Mitchell said he was not provided with any information concerning the charges against Magann, which include "improper use of school funds, general mismanagement of the school system and insubordination," to make an informed decision. "If information was not provided, how can board members vote on something that they did not know?" asked Mitchell. "They can vote on it, but to me that's an uninformed vote. I am not saying that the superintendent should be here or gone. I am saying, if you want me to vote in an informed fashion on something, give me the information that has caused you to bring this matter to the board as a motion. If you want me to make a decision, what information, what data and what evidence would you have me to consider in order for me to vote for or against." It was reported at the October 5 meeting that president of school board Mrs. Andrews said specifics would be available prior to Magann's dismissal hearing.
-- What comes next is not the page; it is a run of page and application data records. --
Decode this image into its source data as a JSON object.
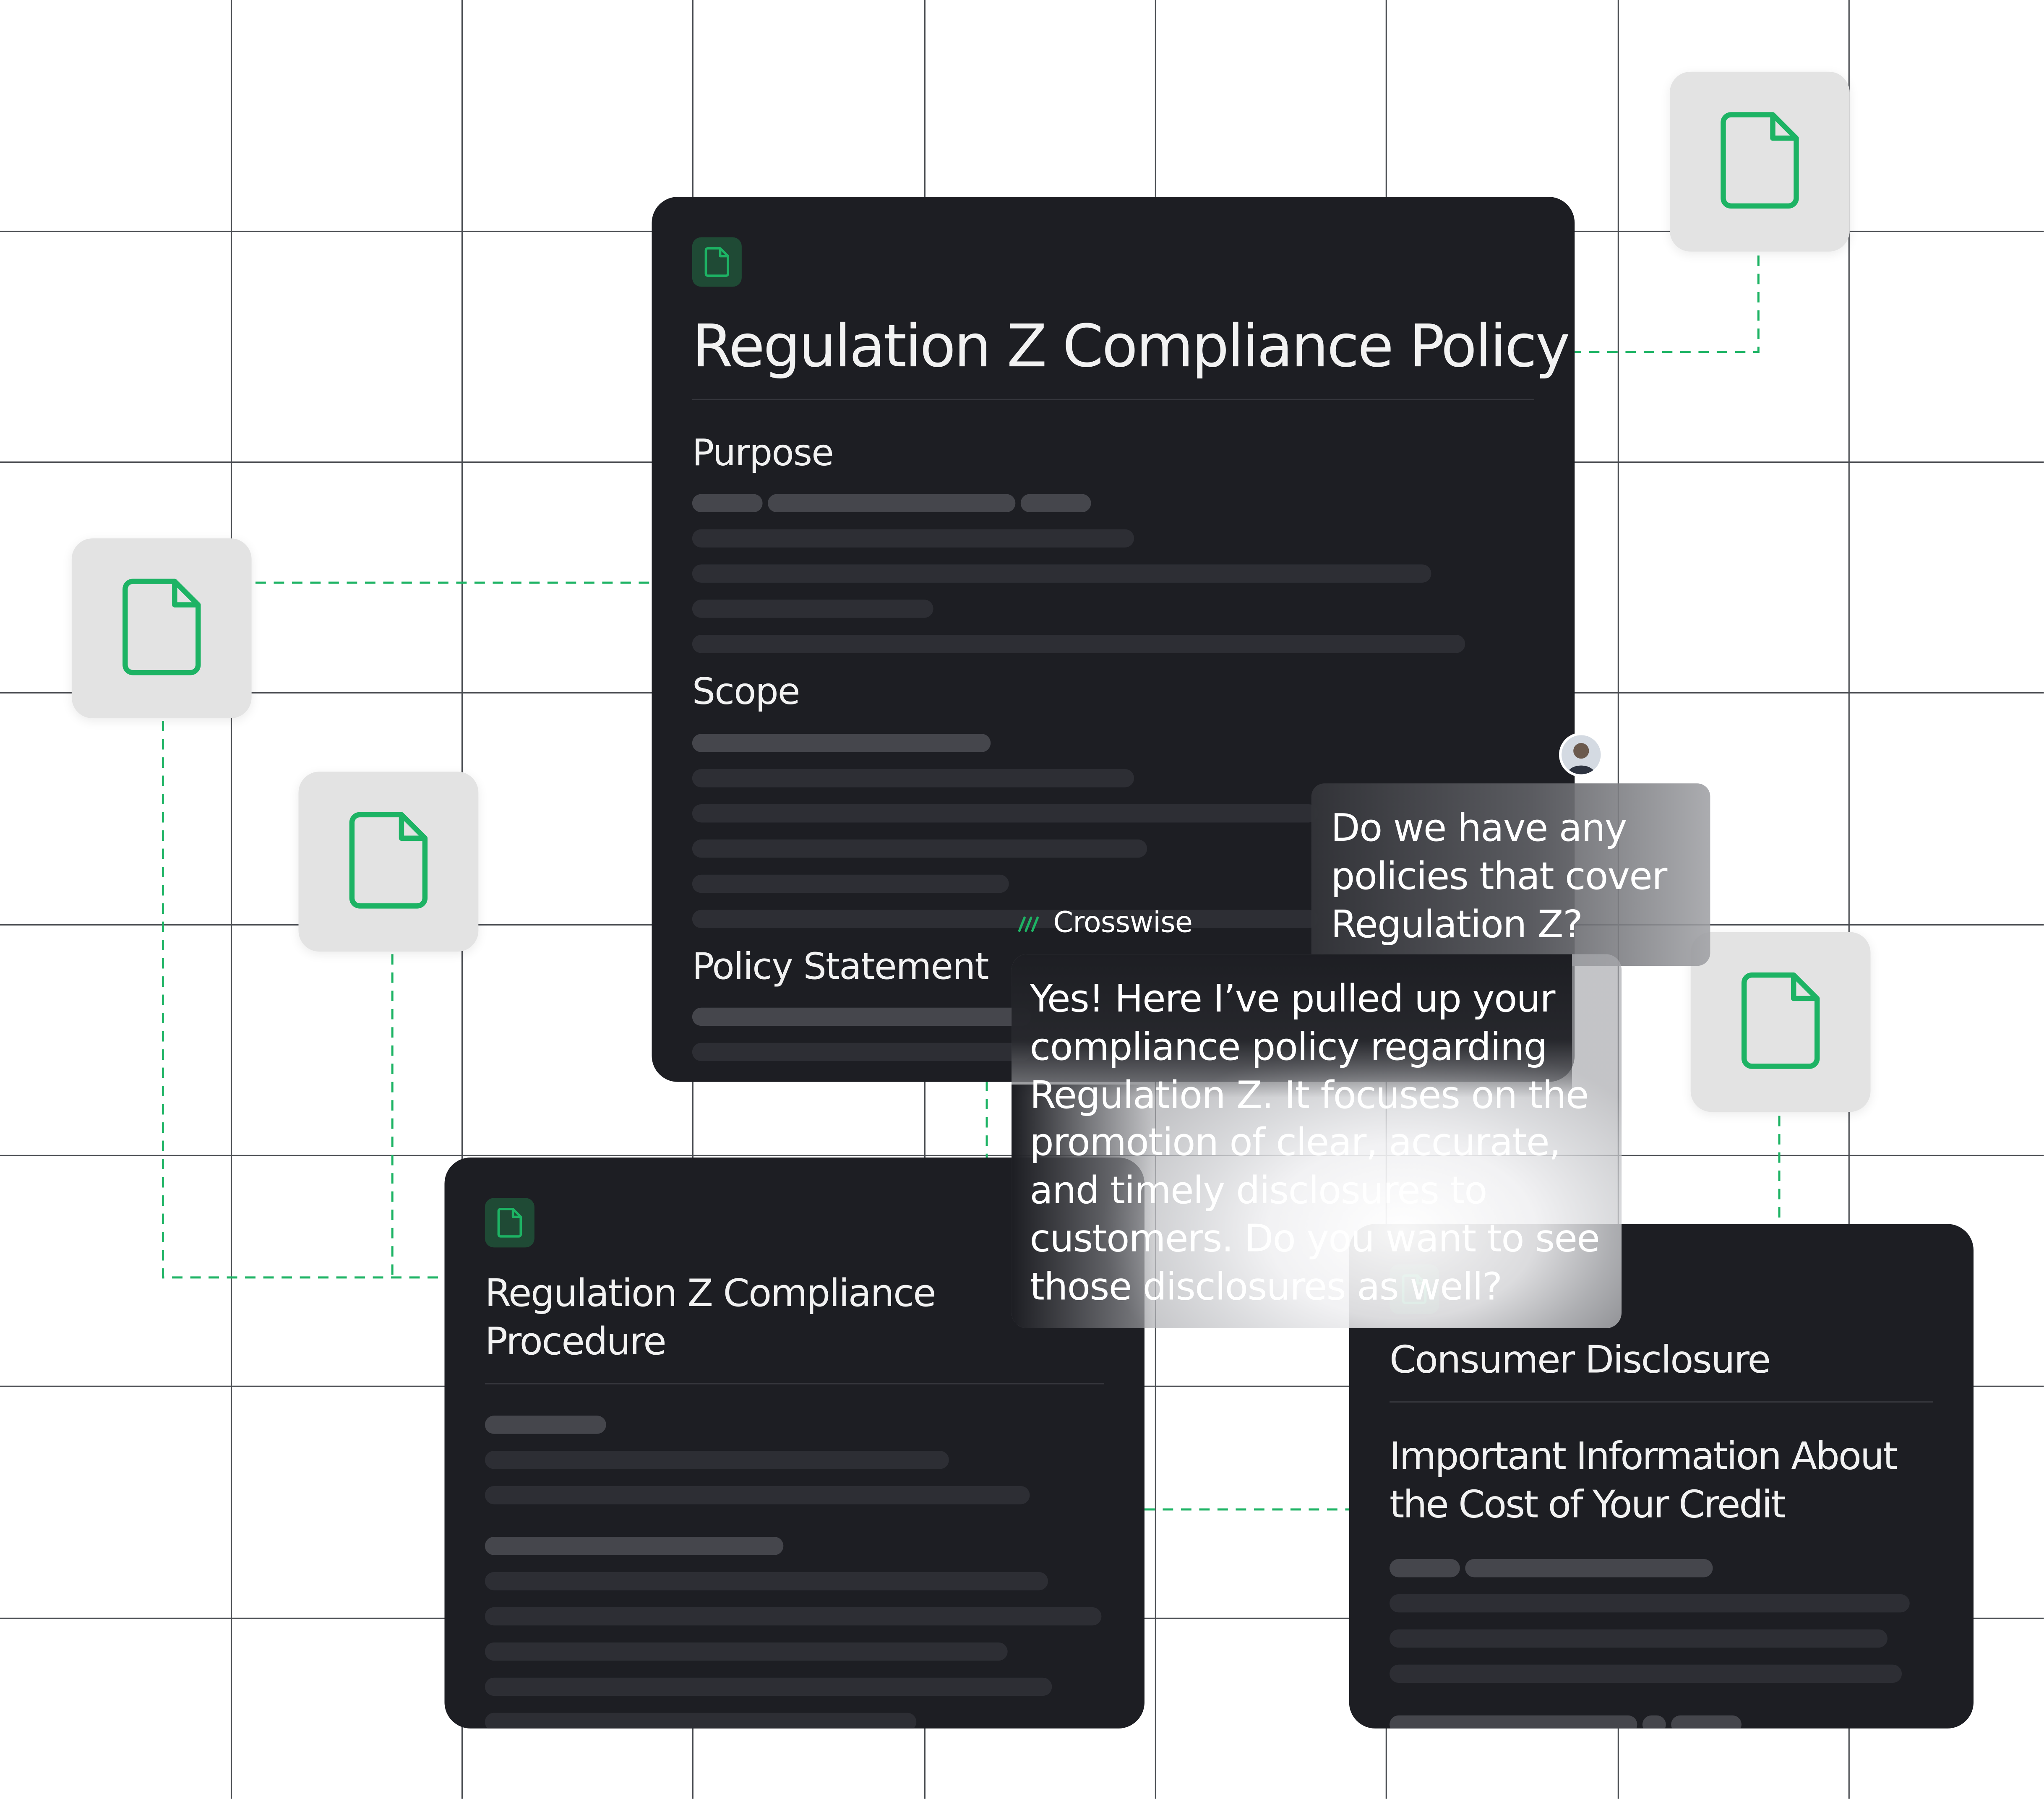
{
  "colors": {
    "accent": "#1db364",
    "card_bg": "#1d1e23",
    "tile_bg": "#e3e3e3",
    "grid": "#4a4d52"
  },
  "icons": {
    "tile": "document-icon",
    "badge": "document-icon",
    "brand": "crosswise-logo-icon"
  },
  "main_card": {
    "title": "Regulation Z Compliance Policy",
    "sections": [
      "Purpose",
      "Scope",
      "Policy Statement"
    ]
  },
  "procedure_card": {
    "title": "Regulation Z Compliance Procedure"
  },
  "disclosure_card": {
    "title": "Consumer Disclosure",
    "subtitle": "Important Information About the Cost of Your Credit"
  },
  "chat": {
    "user_message": "Do we have any policies that cover Regulation Z?",
    "assistant_name": "Crosswise",
    "assistant_message": "Yes! Here I’ve pulled up your compliance policy regarding Regulation Z. It focuses on the promotion of clear, accurate, and timely disclosures to customers. Do you want to see those disclosures as well?"
  }
}
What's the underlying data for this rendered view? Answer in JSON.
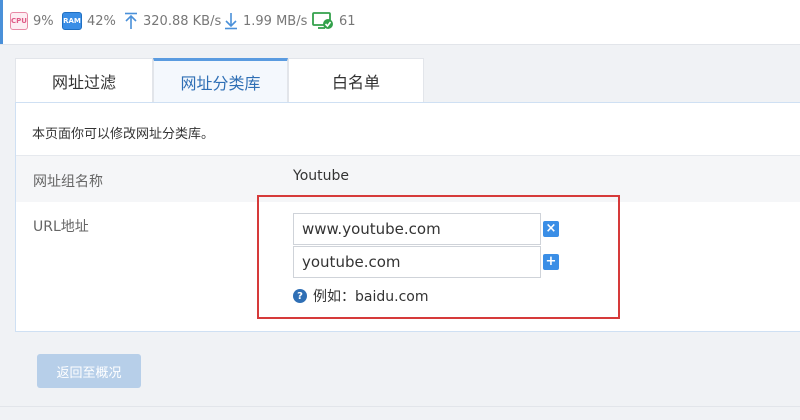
{
  "status": {
    "cpu_icon": "CPU",
    "cpu": "9%",
    "ram_icon": "RAM",
    "ram": "42%",
    "upload": "320.88 KB/s",
    "download": "1.99 MB/s",
    "devices": "61",
    "icons": [
      "cpu-icon",
      "ram-icon",
      "upload-arrow-icon",
      "download-arrow-icon",
      "monitor-check-icon"
    ]
  },
  "tabs": [
    {
      "label": "网址过滤",
      "active": false
    },
    {
      "label": "网址分类库",
      "active": true
    },
    {
      "label": "白名单",
      "active": false
    }
  ],
  "panel": {
    "description": "本页面你可以修改网址分类库。",
    "group_name_label": "网址组名称",
    "group_name_value": "Youtube",
    "url_label": "URL地址",
    "urls": [
      "www.youtube.com",
      "youtube.com"
    ],
    "remove_glyph": "×",
    "add_glyph": "+",
    "hint": "例如：baidu.com"
  },
  "footer": {
    "back_label": "返回至概况"
  },
  "colors": {
    "accent": "#3a8ee6",
    "highlight": "#d63a3a",
    "back_button": "#b7cfe9"
  }
}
Mitchell said Adams, Andrews and Warren conspired with special interest groups to exclude two school board members in a maneuver to dismiss superintendent Magann, even though Fournier and Mitchell together represent districts with nearly 50 percent of the students. As to the report in the Mobile daily, which says attempts were made by Andrews and Warren to reach him, Mitchell said, "my office takes messages. I have a computerized system that takes messages and holds them for me. I have an answering machine at home that would take up to 30 messages, telling me when they came. Also between the time the meeting was set and the time of the meeting, my house has not moved. They have people who deliver information and materials from the school board on a regular basis to me to my house, as they have done so in the past. I received the meeting notice on Friday; there was plenty of time to bring documents to me. And if the information is sensitive for a courier, the board president could call me, and I would make arrangement to get the information.

"If the board have been meeting with the [new] attorney, which my constitutents are paying for, without informing Hazel and me then my constituents are being denied their representation," said Mitchell. "My feeling is that this is unlawful and unethical. If the Ethics Commission does not look into this, I suspect some of my constitutents may ask them to look into it."

"This is a flagrant miscarriage of justice," said Fournier. "I am appalled that there is a general lack of sophistication and doing things that don't even give an appearance of justice." Fournier said the image of the school board "is less than perfect as it is" among voters. "It is now further tarnished," Fournier said. "How do we expect to get the trust of the public to support additional funding for the schools. The public will remember this for years to come.

"Let me share with you another item that illustrates the problem we have within the school board," added Fornier. "On the day the school board evaluated the superintendent in executive session in 1992, Mrs. Andrews said she had been contacted by a member of the State auditing team. She said this man contacted her." But when she called the state auditing agency the next day, Fournier said "the man informed her that he had not initiated the call to Mrs. Andrews; it was in fact Mrs. Andrews who contacted him." Fournier said this episode shows her that Andrews is sometimes less than truthful in making presentations to the board.

Fourner said the board were given recently an exit report of an audit, which was the first audit in four years, but she "can't find anything that indicates mismanagement of funds." She said that a lot of people do not understand these audit reports; "this comes with experience that you get from serving on boards," as she has done on a number of boards. "Until you get the final report, the exit report is nothing. Administrators will have an opportunity to respond to it before a final report is issued."

-- October 13, 1992

The Harbinger is a biweekly newspaper published through the effort of The Harbinger, which consists of area faculty, staff and students, and members of the Mobile community. The Harbinger is a non-profit education foundation. The views expressed here are the responsibility of The Harbinger. Contributions to The Harbinger are tax exempt to the full extent of the law and create no liability for the contributor.